ENCINITAS — Shaun Donovan is a sponsored surfer and skateboarder.
Just as he transitions between skateboarding and surfing, he’s also crossed over into another area, one with a connection that might not be as obvious — art.
“In a lot of ways, surfing and art go hand in hand,” said Donovan, the Encinitas resident who will make his art world debut at Café Ipe this Saturday from 6 to 9 p.m.
As expected of a surfer-turned-artist, it’s safe to say surfing is Donovan’s primary motif. Barreling waves, sunsets and long sections with ample room to carve — many of his pieces capture any surfer’s ideal break.
But surfing is more than thematic inspiration for Donovan. It also introduced him to a unique technique that largely defines his pieces.
Donovan doesn’t only ride surfboards he builds, or “shapes” them, as well.
Thanks to shaping, he gained an understanding of a surfboard’s composite elements: foam, fiberglass and most importantly, resin. His familiarity with different resins, which he mixes with a special kind of paint and other materials, gave him license to experiment with texture in his artwork, adding another dimension to his pieces.

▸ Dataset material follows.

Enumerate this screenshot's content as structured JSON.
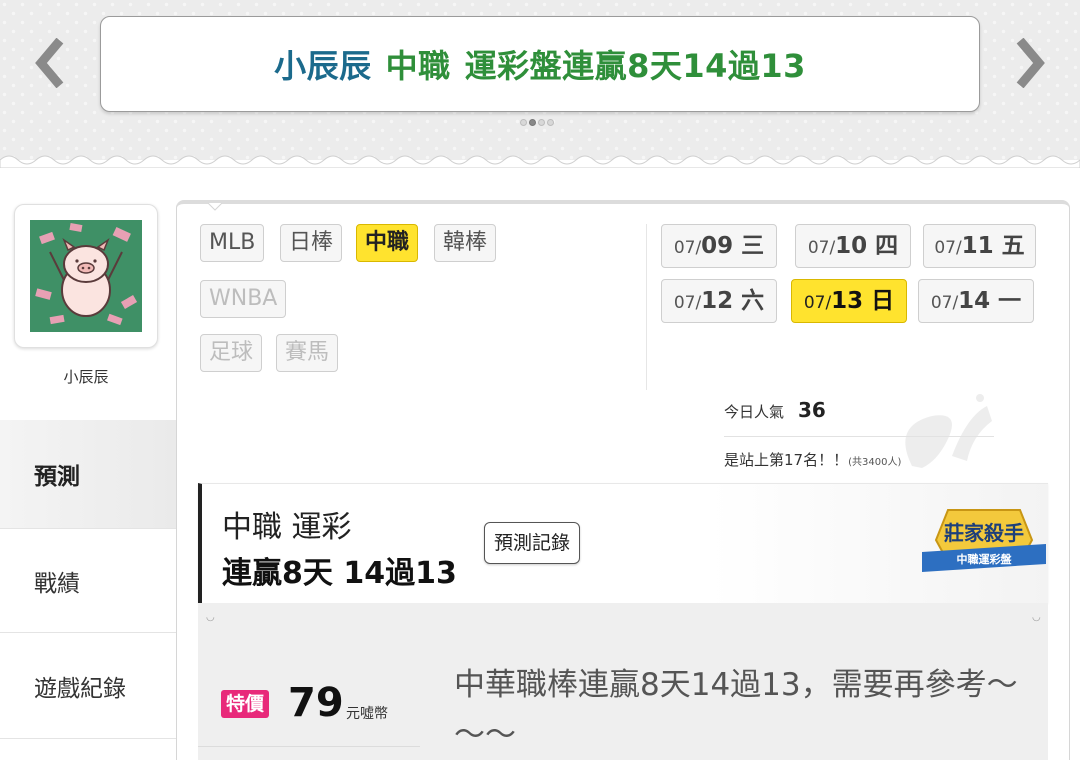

“I try to make everything like it would be in reality,” Donovan said. “There’s different textures and materials for each part of the picture. The waves have a smoother texture than the foamy water that’s been churned up below.”
After trial and error, he’s honed his texture technique.
“I think I’ve developed a pretty innovative take on texture because of working with surfboards,” Donovan said. “People appreciate the piece a lot more when they’re standing closer to it. It pops out.”
To give his pieces definition, paintbrushes alone won’t do. Donovan also uses syringes full of a blend of materials, meticulously dabbing on layers. The painstaking process takes more time than a normal painting, Donovan said.
“I feel like a slow cake decorator sometimes,” he said. “It’s mind grueling, but worth it in the end.”
By design, light too plays a role in his pieces. Sunlight or well-placed artificial lighting reveals subtle differences in color that maybe aren’t apparent in a darker room. It’s an effect he accomplishes with special materials and glosses.
“I like how in real life the area by the lip of a wave is lighter in color, while the rest of the wave face looks gradually darker if you look across it,” he said. “I tried to reflect that in my work with material that takes advantage of lighting.”
Donovan has taken a few art classes. But he never thought he would be so enamored with creating pieces. It all began, he said, with a painting his girlfriend gave him a few years ago.
“It was a great painting,” Donovan. “I wanted to paint with her. So it just started to be a thing I was super in to. And once I came up with my own style, I just became obsessed with it.”
Donovan’s first pieces were focused on geometric patterns. But surfing scenes slowly became a part of his repertoire, and he’d like to continue exploring that niche. Depicting surfing scenes — with the elements like the sun and sea interacting with each other — is a great chance to play with color, he said. For example, Donovan’s favorite piece, pictured with the article, shows “the green flash,” an optical phenomenon that occurs when the setting sun’s rays hit the water.
Another reason he likes color: It’s a way to demonstrate the link between nature in our backyard and the entire universe.
“The sun and the top of the wave are the same color,” said Donovan, referring to one of his pieces. “In all my pieces, the colors connect in some way. I think earthly things are fully connected with space.”
Donovan will display 10 pieces at the show.
And next up for him? He sums it up simply: “Become a better artist, stay inspired with surfing and skating.”